The whole listing below is to be copied exactly, with every picture left out.
☆ ☆ ☆
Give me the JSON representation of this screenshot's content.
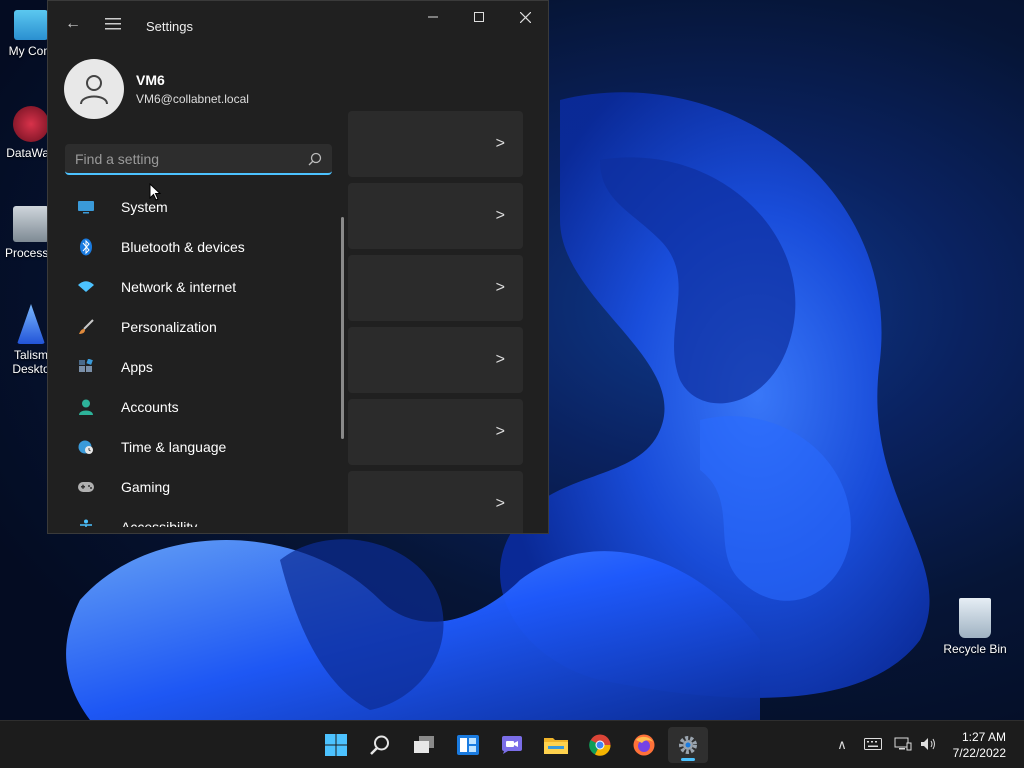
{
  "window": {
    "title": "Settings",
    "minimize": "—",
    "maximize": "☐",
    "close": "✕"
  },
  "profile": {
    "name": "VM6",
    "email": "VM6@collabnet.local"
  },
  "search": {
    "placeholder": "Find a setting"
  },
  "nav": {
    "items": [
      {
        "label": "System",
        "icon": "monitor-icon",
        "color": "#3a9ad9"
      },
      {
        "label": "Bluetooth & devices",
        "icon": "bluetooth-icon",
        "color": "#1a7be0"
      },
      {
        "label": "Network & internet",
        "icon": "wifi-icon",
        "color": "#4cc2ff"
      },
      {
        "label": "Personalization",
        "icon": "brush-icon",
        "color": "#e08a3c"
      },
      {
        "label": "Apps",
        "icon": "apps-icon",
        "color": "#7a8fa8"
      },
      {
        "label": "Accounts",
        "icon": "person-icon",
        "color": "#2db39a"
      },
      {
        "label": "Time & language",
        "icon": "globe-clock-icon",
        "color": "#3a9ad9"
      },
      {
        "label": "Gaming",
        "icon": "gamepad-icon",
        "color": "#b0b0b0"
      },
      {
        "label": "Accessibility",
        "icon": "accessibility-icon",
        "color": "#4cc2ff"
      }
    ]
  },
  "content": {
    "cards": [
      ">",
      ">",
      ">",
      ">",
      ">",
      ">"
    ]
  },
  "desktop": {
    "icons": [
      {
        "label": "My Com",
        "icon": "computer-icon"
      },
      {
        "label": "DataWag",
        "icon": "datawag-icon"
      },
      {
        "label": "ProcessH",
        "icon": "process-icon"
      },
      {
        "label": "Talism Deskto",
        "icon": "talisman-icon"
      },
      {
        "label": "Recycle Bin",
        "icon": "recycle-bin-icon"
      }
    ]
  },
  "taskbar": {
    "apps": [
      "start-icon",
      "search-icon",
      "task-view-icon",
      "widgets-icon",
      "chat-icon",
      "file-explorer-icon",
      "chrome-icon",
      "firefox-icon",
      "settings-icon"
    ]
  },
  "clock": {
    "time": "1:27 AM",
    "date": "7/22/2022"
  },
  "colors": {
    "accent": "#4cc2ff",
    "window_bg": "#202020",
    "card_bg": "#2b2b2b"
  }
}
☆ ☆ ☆
Exercise response —
Give me the JSON representation of this screenshot's content.
{
  "window": {
    "title": "Settings",
    "minimize": "—",
    "maximize": "☐",
    "close": "✕"
  },
  "profile": {
    "name": "VM6",
    "email": "VM6@collabnet.local"
  },
  "search": {
    "placeholder": "Find a setting"
  },
  "nav": {
    "items": [
      {
        "label": "System",
        "icon": "monitor-icon",
        "color": "#3a9ad9"
      },
      {
        "label": "Bluetooth & devices",
        "icon": "bluetooth-icon",
        "color": "#1a7be0"
      },
      {
        "label": "Network & internet",
        "icon": "wifi-icon",
        "color": "#4cc2ff"
      },
      {
        "label": "Personalization",
        "icon": "brush-icon",
        "color": "#e08a3c"
      },
      {
        "label": "Apps",
        "icon": "apps-icon",
        "color": "#7a8fa8"
      },
      {
        "label": "Accounts",
        "icon": "person-icon",
        "color": "#2db39a"
      },
      {
        "label": "Time & language",
        "icon": "globe-clock-icon",
        "color": "#3a9ad9"
      },
      {
        "label": "Gaming",
        "icon": "gamepad-icon",
        "color": "#b0b0b0"
      },
      {
        "label": "Accessibility",
        "icon": "accessibility-icon",
        "color": "#4cc2ff"
      }
    ]
  },
  "content": {
    "cards": [
      ">",
      ">",
      ">",
      ">",
      ">",
      ">"
    ]
  },
  "desktop": {
    "icons": [
      {
        "label": "My Com",
        "icon": "computer-icon"
      },
      {
        "label": "DataWag",
        "icon": "datawag-icon"
      },
      {
        "label": "ProcessH",
        "icon": "process-icon"
      },
      {
        "label": "Talism Deskto",
        "icon": "talisman-icon"
      },
      {
        "label": "Recycle Bin",
        "icon": "recycle-bin-icon"
      }
    ]
  },
  "taskbar": {
    "apps": [
      "start-icon",
      "search-icon",
      "task-view-icon",
      "widgets-icon",
      "chat-icon",
      "file-explorer-icon",
      "chrome-icon",
      "firefox-icon",
      "settings-icon"
    ]
  },
  "clock": {
    "time": "1:27 AM",
    "date": "7/22/2022"
  },
  "colors": {
    "accent": "#4cc2ff",
    "window_bg": "#202020",
    "card_bg": "#2b2b2b"
  }
}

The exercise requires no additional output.